Searching the material below, find each line that includes the word "this", and copy it.

= = = = = = =

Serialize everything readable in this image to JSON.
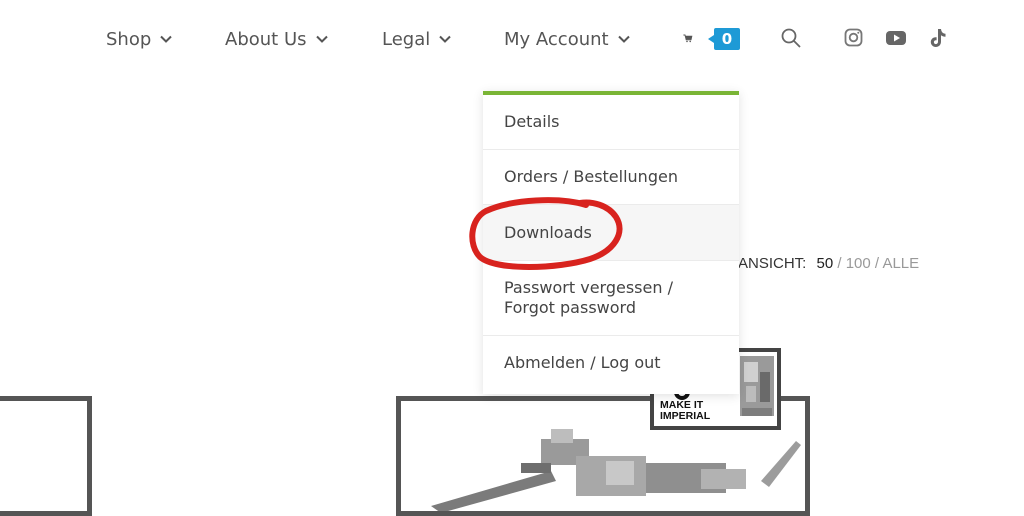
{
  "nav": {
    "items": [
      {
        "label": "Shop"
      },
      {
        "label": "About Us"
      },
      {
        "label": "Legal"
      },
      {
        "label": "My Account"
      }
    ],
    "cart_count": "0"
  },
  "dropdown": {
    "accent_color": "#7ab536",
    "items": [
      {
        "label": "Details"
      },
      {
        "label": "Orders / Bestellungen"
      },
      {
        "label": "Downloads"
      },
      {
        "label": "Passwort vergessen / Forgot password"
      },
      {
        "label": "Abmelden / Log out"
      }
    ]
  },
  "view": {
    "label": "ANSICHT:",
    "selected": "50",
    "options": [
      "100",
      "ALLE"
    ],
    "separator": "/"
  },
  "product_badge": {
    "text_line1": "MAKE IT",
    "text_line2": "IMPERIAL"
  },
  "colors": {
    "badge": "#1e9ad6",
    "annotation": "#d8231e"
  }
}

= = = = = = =

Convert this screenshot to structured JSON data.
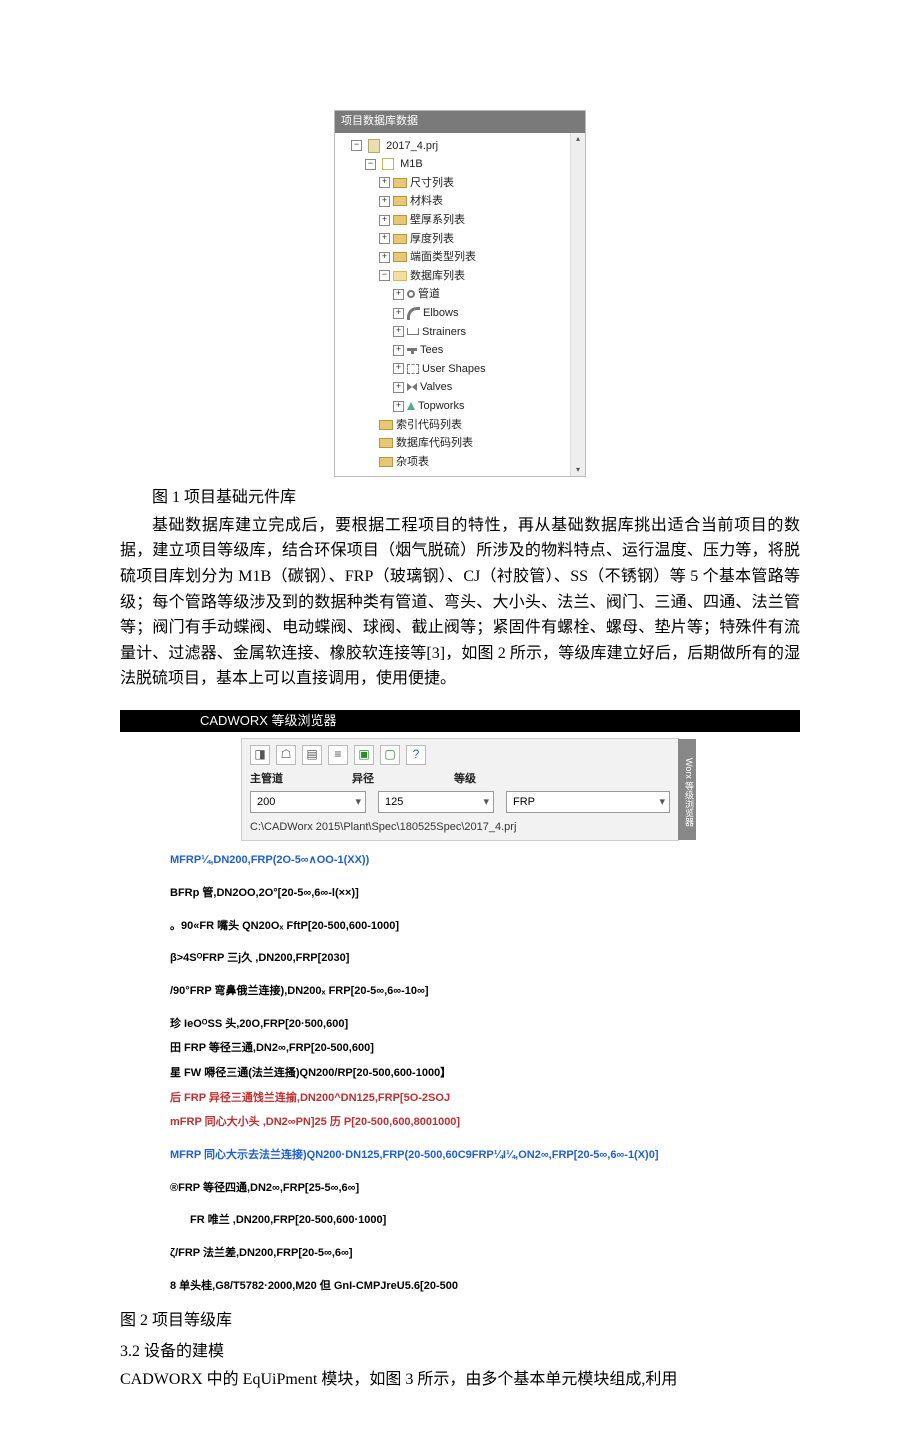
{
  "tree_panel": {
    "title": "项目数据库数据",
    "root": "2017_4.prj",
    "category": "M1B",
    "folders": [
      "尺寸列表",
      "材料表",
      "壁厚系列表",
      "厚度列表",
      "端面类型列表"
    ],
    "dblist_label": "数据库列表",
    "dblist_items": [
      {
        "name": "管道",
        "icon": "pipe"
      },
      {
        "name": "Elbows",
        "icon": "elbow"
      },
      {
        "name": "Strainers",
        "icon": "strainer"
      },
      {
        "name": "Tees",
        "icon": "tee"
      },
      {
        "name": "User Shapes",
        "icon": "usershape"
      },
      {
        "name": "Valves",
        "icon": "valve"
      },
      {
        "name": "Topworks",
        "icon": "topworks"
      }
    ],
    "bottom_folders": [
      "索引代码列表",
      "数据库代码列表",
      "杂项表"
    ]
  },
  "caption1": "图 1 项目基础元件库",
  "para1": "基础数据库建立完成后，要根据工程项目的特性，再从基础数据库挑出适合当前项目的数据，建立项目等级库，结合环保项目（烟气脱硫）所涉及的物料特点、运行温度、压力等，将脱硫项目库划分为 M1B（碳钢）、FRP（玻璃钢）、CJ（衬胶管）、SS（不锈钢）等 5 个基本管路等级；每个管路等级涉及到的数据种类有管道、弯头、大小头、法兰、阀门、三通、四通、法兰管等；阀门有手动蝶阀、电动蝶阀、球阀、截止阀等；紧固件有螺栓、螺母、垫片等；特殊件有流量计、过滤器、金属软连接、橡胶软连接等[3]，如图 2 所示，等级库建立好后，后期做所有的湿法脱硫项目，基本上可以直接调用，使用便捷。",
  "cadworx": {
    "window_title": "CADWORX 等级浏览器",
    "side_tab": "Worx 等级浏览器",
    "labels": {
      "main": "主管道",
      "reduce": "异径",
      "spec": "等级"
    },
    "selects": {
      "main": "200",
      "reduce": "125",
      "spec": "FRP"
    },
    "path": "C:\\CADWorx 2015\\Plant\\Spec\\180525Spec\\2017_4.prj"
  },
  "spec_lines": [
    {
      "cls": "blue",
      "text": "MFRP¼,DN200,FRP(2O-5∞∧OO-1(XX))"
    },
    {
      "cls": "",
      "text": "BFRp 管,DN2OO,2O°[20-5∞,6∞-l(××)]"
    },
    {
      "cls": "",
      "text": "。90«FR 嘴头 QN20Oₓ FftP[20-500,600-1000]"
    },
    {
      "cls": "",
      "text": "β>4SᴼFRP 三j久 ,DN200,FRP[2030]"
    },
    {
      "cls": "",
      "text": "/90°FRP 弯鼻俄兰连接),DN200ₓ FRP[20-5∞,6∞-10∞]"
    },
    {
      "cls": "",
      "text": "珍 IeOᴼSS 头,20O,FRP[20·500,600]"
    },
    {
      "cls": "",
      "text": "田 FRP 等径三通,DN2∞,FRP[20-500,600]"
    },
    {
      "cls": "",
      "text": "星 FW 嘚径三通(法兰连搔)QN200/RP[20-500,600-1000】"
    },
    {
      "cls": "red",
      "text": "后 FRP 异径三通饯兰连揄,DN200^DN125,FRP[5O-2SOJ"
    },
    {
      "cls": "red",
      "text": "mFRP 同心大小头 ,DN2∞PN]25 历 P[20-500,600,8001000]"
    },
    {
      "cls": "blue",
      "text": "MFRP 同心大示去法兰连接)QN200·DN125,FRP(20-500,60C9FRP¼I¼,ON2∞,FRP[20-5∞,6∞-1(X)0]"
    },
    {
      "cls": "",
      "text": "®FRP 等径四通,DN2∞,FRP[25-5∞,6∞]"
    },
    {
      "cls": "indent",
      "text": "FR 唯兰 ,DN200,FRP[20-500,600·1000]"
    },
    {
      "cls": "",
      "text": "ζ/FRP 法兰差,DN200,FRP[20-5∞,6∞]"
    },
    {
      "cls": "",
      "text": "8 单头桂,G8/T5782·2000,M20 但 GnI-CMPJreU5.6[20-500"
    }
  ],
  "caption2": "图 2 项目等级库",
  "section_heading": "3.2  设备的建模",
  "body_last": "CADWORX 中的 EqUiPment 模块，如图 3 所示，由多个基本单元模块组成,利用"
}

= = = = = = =

- _REPLY_
Serialize everything readable in this image to JSON.
Convert this screenshot to structured JSON data.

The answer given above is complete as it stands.